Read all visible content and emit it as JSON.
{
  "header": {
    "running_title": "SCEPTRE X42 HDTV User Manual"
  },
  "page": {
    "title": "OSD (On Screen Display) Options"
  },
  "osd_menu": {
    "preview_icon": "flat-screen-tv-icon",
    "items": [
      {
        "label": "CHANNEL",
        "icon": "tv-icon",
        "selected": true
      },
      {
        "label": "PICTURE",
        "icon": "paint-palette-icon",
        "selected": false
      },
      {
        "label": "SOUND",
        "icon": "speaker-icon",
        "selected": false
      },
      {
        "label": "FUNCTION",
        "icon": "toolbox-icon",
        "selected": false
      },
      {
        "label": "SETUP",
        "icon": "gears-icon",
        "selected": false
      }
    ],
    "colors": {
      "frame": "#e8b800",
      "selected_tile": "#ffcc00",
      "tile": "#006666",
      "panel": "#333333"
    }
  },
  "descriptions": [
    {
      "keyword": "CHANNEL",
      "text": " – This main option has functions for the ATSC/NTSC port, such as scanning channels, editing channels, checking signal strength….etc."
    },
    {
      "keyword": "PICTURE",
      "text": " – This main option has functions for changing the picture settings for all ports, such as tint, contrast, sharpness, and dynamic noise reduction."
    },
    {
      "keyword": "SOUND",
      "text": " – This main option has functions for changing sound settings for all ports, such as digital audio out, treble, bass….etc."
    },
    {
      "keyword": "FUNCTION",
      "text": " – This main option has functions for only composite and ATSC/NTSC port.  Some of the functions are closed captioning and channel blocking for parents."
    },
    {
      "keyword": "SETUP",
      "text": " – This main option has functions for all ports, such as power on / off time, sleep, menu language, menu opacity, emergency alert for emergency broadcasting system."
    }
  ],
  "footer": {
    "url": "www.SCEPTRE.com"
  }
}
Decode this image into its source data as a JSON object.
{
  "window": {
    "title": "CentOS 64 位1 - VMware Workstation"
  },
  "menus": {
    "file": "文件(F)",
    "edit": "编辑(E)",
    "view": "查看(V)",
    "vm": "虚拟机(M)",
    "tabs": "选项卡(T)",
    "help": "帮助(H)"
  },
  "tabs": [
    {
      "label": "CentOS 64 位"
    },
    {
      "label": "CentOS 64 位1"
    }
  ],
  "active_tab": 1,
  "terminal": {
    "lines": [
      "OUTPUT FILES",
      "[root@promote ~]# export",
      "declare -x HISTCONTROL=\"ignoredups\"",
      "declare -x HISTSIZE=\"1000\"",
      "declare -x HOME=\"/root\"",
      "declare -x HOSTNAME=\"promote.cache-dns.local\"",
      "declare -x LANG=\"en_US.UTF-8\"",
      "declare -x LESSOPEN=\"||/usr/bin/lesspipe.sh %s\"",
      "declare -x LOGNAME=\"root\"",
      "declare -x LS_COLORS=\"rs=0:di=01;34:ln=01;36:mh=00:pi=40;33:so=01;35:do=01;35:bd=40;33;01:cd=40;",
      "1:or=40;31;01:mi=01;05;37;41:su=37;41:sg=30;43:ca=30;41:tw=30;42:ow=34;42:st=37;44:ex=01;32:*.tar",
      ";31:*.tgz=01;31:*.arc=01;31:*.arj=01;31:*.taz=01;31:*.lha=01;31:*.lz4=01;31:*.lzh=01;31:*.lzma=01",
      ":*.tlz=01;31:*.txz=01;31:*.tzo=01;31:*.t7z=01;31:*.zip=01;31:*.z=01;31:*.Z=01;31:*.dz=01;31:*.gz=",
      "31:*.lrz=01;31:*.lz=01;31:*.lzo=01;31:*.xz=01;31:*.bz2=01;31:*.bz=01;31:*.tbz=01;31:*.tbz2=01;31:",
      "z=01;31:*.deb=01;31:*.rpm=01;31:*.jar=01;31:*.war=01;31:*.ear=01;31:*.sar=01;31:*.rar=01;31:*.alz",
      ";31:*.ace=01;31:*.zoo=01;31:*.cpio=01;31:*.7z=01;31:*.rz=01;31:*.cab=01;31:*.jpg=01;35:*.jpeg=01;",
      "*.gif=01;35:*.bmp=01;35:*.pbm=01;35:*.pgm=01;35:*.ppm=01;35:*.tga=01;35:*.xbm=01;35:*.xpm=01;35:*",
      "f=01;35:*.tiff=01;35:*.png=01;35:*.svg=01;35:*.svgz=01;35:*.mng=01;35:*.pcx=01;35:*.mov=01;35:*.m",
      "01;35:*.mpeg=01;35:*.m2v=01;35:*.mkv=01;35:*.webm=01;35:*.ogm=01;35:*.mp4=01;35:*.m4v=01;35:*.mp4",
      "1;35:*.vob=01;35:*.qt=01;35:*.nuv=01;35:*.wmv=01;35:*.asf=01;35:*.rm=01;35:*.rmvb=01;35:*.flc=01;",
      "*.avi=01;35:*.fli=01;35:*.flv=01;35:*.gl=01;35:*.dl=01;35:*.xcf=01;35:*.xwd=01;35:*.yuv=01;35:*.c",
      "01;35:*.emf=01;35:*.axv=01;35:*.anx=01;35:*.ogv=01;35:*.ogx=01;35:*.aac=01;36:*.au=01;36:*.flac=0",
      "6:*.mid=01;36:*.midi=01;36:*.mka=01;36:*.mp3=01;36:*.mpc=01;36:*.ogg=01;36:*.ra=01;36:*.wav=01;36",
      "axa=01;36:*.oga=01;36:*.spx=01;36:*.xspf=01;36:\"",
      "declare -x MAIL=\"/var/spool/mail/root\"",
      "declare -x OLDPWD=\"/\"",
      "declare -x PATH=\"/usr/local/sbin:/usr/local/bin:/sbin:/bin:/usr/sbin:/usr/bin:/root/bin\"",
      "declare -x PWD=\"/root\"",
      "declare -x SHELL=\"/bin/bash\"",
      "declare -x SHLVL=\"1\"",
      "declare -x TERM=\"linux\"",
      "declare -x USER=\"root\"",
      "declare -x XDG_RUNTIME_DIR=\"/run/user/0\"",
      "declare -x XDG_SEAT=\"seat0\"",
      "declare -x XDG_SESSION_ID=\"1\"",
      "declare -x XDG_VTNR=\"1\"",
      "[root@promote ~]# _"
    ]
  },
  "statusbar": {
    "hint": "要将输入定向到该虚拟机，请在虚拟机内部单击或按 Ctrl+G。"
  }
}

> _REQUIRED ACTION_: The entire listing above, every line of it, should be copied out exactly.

> _ANSWER_:
Read all visible content and emit it as JSON.
{
  "header": {
    "running_title": "SCEPTRE X42 HDTV User Manual"
  },
  "page": {
    "title": "OSD (On Screen Display) Options"
  },
  "osd_menu": {
    "preview_icon": "flat-screen-tv-icon",
    "items": [
      {
        "label": "CHANNEL",
        "icon": "tv-icon",
        "selected": true
      },
      {
        "label": "PICTURE",
        "icon": "paint-palette-icon",
        "selected": false
      },
      {
        "label": "SOUND",
        "icon": "speaker-icon",
        "selected": false
      },
      {
        "label": "FUNCTION",
        "icon": "toolbox-icon",
        "selected": false
      },
      {
        "label": "SETUP",
        "icon": "gears-icon",
        "selected": false
      }
    ],
    "colors": {
      "frame": "#e8b800",
      "selected_tile": "#ffcc00",
      "tile": "#006666",
      "panel": "#333333"
    }
  },
  "descriptions": [
    {
      "keyword": "CHANNEL",
      "text": " – This main option has functions for the ATSC/NTSC port, such as scanning channels, editing channels, checking signal strength….etc."
    },
    {
      "keyword": "PICTURE",
      "text": " – This main option has functions for changing the picture settings for all ports, such as tint, contrast, sharpness, and dynamic noise reduction."
    },
    {
      "keyword": "SOUND",
      "text": " – This main option has functions for changing sound settings for all ports, such as digital audio out, treble, bass….etc."
    },
    {
      "keyword": "FUNCTION",
      "text": " – This main option has functions for only composite and ATSC/NTSC port.  Some of the functions are closed captioning and channel blocking for parents."
    },
    {
      "keyword": "SETUP",
      "text": " – This main option has functions for all ports, such as power on / off time, sleep, menu language, menu opacity, emergency alert for emergency broadcasting system."
    }
  ],
  "footer": {
    "url": "www.SCEPTRE.com"
  }
}
Decode this image into its source data as a JSON object.
{
  "window": {
    "title": "CentOS 64 位1 - VMware Workstation"
  },
  "menus": {
    "file": "文件(F)",
    "edit": "编辑(E)",
    "view": "查看(V)",
    "vm": "虚拟机(M)",
    "tabs": "选项卡(T)",
    "help": "帮助(H)"
  },
  "tabs": [
    {
      "label": "CentOS 64 位"
    },
    {
      "label": "CentOS 64 位1"
    }
  ],
  "active_tab": 1,
  "terminal": {
    "lines": [
      "OUTPUT FILES",
      "[root@promote ~]# export",
      "declare -x HISTCONTROL=\"ignoredups\"",
      "declare -x HISTSIZE=\"1000\"",
      "declare -x HOME=\"/root\"",
      "declare -x HOSTNAME=\"promote.cache-dns.local\"",
      "declare -x LANG=\"en_US.UTF-8\"",
      "declare -x LESSOPEN=\"||/usr/bin/lesspipe.sh %s\"",
      "declare -x LOGNAME=\"root\"",
      "declare -x LS_COLORS=\"rs=0:di=01;34:ln=01;36:mh=00:pi=40;33:so=01;35:do=01;35:bd=40;33;01:cd=40;",
      "1:or=40;31;01:mi=01;05;37;41:su=37;41:sg=30;43:ca=30;41:tw=30;42:ow=34;42:st=37;44:ex=01;32:*.tar",
      ";31:*.tgz=01;31:*.arc=01;31:*.arj=01;31:*.taz=01;31:*.lha=01;31:*.lz4=01;31:*.lzh=01;31:*.lzma=01",
      ":*.tlz=01;31:*.txz=01;31:*.tzo=01;31:*.t7z=01;31:*.zip=01;31:*.z=01;31:*.Z=01;31:*.dz=01;31:*.gz=",
      "31:*.lrz=01;31:*.lz=01;31:*.lzo=01;31:*.xz=01;31:*.bz2=01;31:*.bz=01;31:*.tbz=01;31:*.tbz2=01;31:",
      "z=01;31:*.deb=01;31:*.rpm=01;31:*.jar=01;31:*.war=01;31:*.ear=01;31:*.sar=01;31:*.rar=01;31:*.alz",
      ";31:*.ace=01;31:*.zoo=01;31:*.cpio=01;31:*.7z=01;31:*.rz=01;31:*.cab=01;31:*.jpg=01;35:*.jpeg=01;",
      "*.gif=01;35:*.bmp=01;35:*.pbm=01;35:*.pgm=01;35:*.ppm=01;35:*.tga=01;35:*.xbm=01;35:*.xpm=01;35:*",
      "f=01;35:*.tiff=01;35:*.png=01;35:*.svg=01;35:*.svgz=01;35:*.mng=01;35:*.pcx=01;35:*.mov=01;35:*.m",
      "01;35:*.mpeg=01;35:*.m2v=01;35:*.mkv=01;35:*.webm=01;35:*.ogm=01;35:*.mp4=01;35:*.m4v=01;35:*.mp4",
      "1;35:*.vob=01;35:*.qt=01;35:*.nuv=01;35:*.wmv=01;35:*.asf=01;35:*.rm=01;35:*.rmvb=01;35:*.flc=01;",
      "*.avi=01;35:*.fli=01;35:*.flv=01;35:*.gl=01;35:*.dl=01;35:*.xcf=01;35:*.xwd=01;35:*.yuv=01;35:*.c",
      "01;35:*.emf=01;35:*.axv=01;35:*.anx=01;35:*.ogv=01;35:*.ogx=01;35:*.aac=01;36:*.au=01;36:*.flac=0",
      "6:*.mid=01;36:*.midi=01;36:*.mka=01;36:*.mp3=01;36:*.mpc=01;36:*.ogg=01;36:*.ra=01;36:*.wav=01;36",
      "axa=01;36:*.oga=01;36:*.spx=01;36:*.xspf=01;36:\"",
      "declare -x MAIL=\"/var/spool/mail/root\"",
      "declare -x OLDPWD=\"/\"",
      "declare -x PATH=\"/usr/local/sbin:/usr/local/bin:/sbin:/bin:/usr/sbin:/usr/bin:/root/bin\"",
      "declare -x PWD=\"/root\"",
      "declare -x SHELL=\"/bin/bash\"",
      "declare -x SHLVL=\"1\"",
      "declare -x TERM=\"linux\"",
      "declare -x USER=\"root\"",
      "declare -x XDG_RUNTIME_DIR=\"/run/user/0\"",
      "declare -x XDG_SEAT=\"seat0\"",
      "declare -x XDG_SESSION_ID=\"1\"",
      "declare -x XDG_VTNR=\"1\"",
      "[root@promote ~]# _"
    ]
  },
  "statusbar": {
    "hint": "要将输入定向到该虚拟机，请在虚拟机内部单击或按 Ctrl+G。"
  }
}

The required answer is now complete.